Jane Hardy look ahead to Christmas entertainment, and Paul Muldoon takes over from Frank Ormsby as Ireland Professor of Poetry

Corrie Early, pictured left, as Cinderella and Jayne Wisener as the Fairy Godmother get set to for Cinderella: The Midnight Princess at The MAC in Belfast from November 30. Picture by Hugh Russell
Jane Hardy

CHRISTMAS, heading our way like a tinselled juggernaut, is getting pretty secular. The seasonal cards are revealing: in our local corner shop, there's one nativity pack, a three kings and a menagerie of Yuletide cats, penguins, even cows.

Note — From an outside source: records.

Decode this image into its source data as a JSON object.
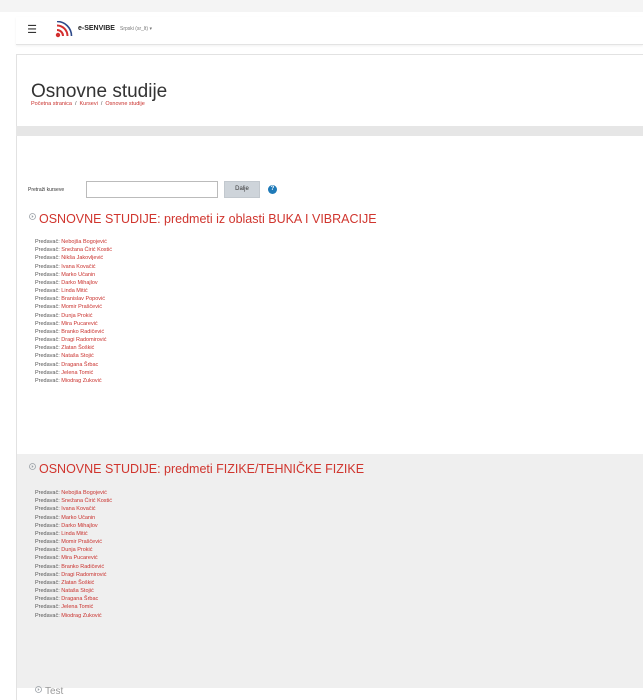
{
  "navbar": {
    "menu_icon": "hamburger-icon",
    "brand": "e-SENVIBE",
    "language": "Srpski (sr_lt) ▾"
  },
  "header": {
    "title": "Osnovne studije",
    "breadcrumb": [
      "Početna stranica",
      "Kursevi",
      "Osnovne studije"
    ]
  },
  "search": {
    "label": "Pretraži kurseve",
    "value": "",
    "button": "Dalje",
    "help_icon": "question-circle-icon"
  },
  "categories": [
    {
      "title": "OSNOVNE STUDIJE: predmeti iz oblasti BUKA I VIBRACIJE",
      "teacher_label": "Predavač:",
      "teachers": [
        "Nebojša Bogojević",
        "Snežana Ćirić Kostić",
        "Nikša Jakovljević",
        "Ivana Kovačić",
        "Marko Učanin",
        "Darko Mihajlov",
        "Linda Mitić",
        "Branislav Popović",
        "Momir Praščević",
        "Dunja Prokić",
        "Mira Pucarević",
        "Branko Radičević",
        "Dragi Radomirović",
        "Zlatan Šoškić",
        "Nataša Stojić",
        "Dragana Šrbac",
        "Jelena Tomić",
        "Miodrag Zuković"
      ]
    },
    {
      "title": "OSNOVNE STUDIJE: predmeti FIZIKE/TEHNIČKE FIZIKE",
      "teacher_label": "Predavač:",
      "teachers": [
        "Nebojša Bogojević",
        "Snežana Ćirić Kostić",
        "Ivana Kovačić",
        "Marko Učanin",
        "Darko Mihajlov",
        "Linda Mitić",
        "Momir Praščević",
        "Dunja Prokić",
        "Mira Pucarević",
        "Branko Radičević",
        "Dragi Radomirović",
        "Zlatan Šoškić",
        "Nataša Stojić",
        "Dragana Šrbac",
        "Jelena Tomić",
        "Miodrag Zuković"
      ]
    }
  ],
  "extra_category": "Test",
  "colors": {
    "link_red": "#d0352e",
    "help_blue": "#1f7ab8",
    "button_grey": "#ced4da",
    "logo_red": "#d32f2f"
  }
}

And while there are some ace Christian entertainments – the Ulster Orchestra's Messiah on December 10 at the Waterfront Hall, carol concerts at St Anne's (December 10) and St Peter's (Together for Christmas, December 12), Northern Ireland Opera's Christmas Concert at the First Church on Belfast's Rosemary Street, (November 30) - there's a crackerful of pantos, funny shows etc.

This year, Cinders is having two outings, maybe because the girl in rags chimes with our times.

The Grand Opera House panto, mainlining May McFettridge, opens on December 3 while Cahoots NI's version with a new score and a Victorian magic trick entrances The MAC's audiences from November 30.

If you want a laugh, and gosh do we all need one right now, Grimes and McKee bring their Christmas Craic'er to The Lyric on December 2, where Paul Boyd's The Snow Queen is now playing.

And Michael Cameron's whipped up a new festive play, The Shop at the Top of the Town, on from December 2 at Theatre at the Mill in Newtownabbey.


POETRY is an Irish speciality, something the writers on the island of Ireland often have in their DNA. Taking over as Ireland Professor of Poetry from the great Frank Ormsby, whose deft lyrics have even illuminated his experience of Parkinson's disease (The Parkinson's Poems), is another Northern Irish poet, Paul Muldoon.

Different characters, one an easy, one a challenging interview, both expert performers. What Muldoon brings to the role is a ludic way with words and the ability to encompass popular culture in his intellectual offerings. He edited Paul McCartney's lyrics last year and is also a great fan of the Horslips.

In Hedgehog (Poems 1968-1998), Muldoon observes a snail and a hedgehog, pays tribute to the latter then adds "we forget the god behind this crown of thorns", ending with a bleak comment about gods being unable to trust the world.


UPDATE from the front line of the culture wars triggered by the Arts Council of England's cuts in funding to English National Opera, the Welsh National Opera and other organisations.

There have been marches, beautiful sung protests, Juliet Stevenson on demos, but sadly WNO has announced it can't afford to tour to Liverpool any longer, something it's successfully done since the Sixties. So the Scouse audience will miss out on Magic Flute. Levelling up, anyone?


FINALLY, at the brilliant Media Festival in Belfast, I discovered in the BBC's co-commission session that comedy ideas can take seven years and many pilots to reach the screen (am certain Fawlty Towers didn't). In the drama section, the amazing Ciaran Bartlett (who's got several shows in production) quoted Seneca and said he'd had 1,000 rejections. Fair play.